··· Data for processing

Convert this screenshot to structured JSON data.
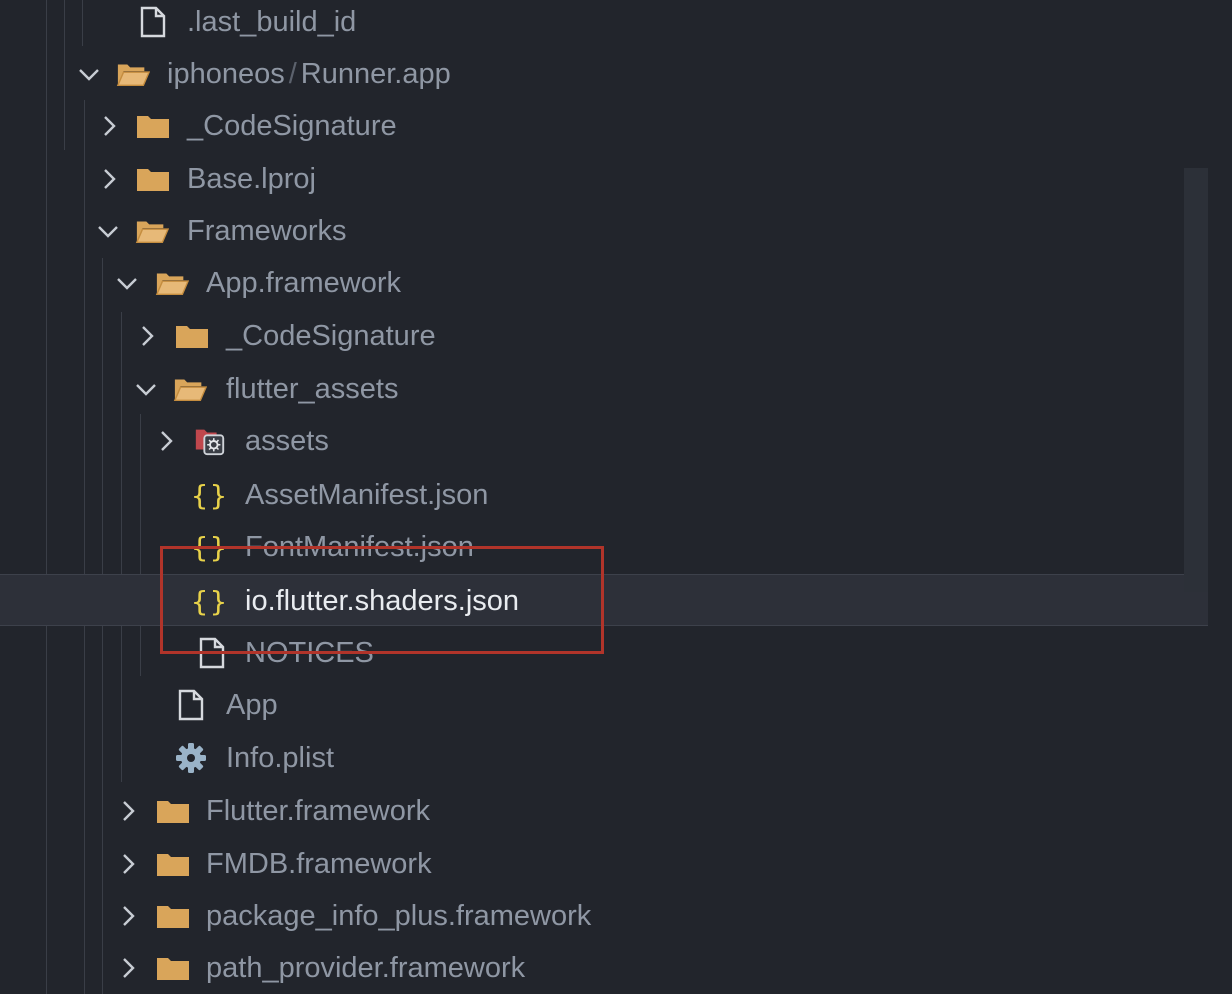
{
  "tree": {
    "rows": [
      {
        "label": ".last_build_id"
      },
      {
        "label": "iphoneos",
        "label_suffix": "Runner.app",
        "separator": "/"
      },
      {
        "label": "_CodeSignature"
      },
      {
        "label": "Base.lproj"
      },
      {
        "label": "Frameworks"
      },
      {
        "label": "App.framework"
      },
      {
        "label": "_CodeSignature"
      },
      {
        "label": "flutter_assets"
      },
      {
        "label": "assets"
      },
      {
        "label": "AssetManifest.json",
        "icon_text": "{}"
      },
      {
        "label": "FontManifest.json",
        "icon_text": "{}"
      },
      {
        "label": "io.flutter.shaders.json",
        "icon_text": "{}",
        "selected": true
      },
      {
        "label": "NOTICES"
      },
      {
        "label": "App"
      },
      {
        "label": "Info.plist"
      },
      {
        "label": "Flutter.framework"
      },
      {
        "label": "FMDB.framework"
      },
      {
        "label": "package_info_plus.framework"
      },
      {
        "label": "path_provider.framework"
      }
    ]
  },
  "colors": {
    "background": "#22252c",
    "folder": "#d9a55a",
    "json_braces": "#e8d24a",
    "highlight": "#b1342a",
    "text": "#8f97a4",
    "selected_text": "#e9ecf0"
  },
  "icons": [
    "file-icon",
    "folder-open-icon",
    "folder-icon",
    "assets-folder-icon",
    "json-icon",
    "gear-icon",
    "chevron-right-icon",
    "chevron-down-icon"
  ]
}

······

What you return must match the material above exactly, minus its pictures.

Convert this screenshot to structured JSON data.
{
  "tree": {
    "rows": [
      {
        "label": ".last_build_id"
      },
      {
        "label": "iphoneos",
        "label_suffix": "Runner.app",
        "separator": "/"
      },
      {
        "label": "_CodeSignature"
      },
      {
        "label": "Base.lproj"
      },
      {
        "label": "Frameworks"
      },
      {
        "label": "App.framework"
      },
      {
        "label": "_CodeSignature"
      },
      {
        "label": "flutter_assets"
      },
      {
        "label": "assets"
      },
      {
        "label": "AssetManifest.json",
        "icon_text": "{}"
      },
      {
        "label": "FontManifest.json",
        "icon_text": "{}"
      },
      {
        "label": "io.flutter.shaders.json",
        "icon_text": "{}",
        "selected": true
      },
      {
        "label": "NOTICES"
      },
      {
        "label": "App"
      },
      {
        "label": "Info.plist"
      },
      {
        "label": "Flutter.framework"
      },
      {
        "label": "FMDB.framework"
      },
      {
        "label": "package_info_plus.framework"
      },
      {
        "label": "path_provider.framework"
      }
    ]
  },
  "colors": {
    "background": "#22252c",
    "folder": "#d9a55a",
    "json_braces": "#e8d24a",
    "highlight": "#b1342a",
    "text": "#8f97a4",
    "selected_text": "#e9ecf0"
  },
  "icons": [
    "file-icon",
    "folder-open-icon",
    "folder-icon",
    "assets-folder-icon",
    "json-icon",
    "gear-icon",
    "chevron-right-icon",
    "chevron-down-icon"
  ]
}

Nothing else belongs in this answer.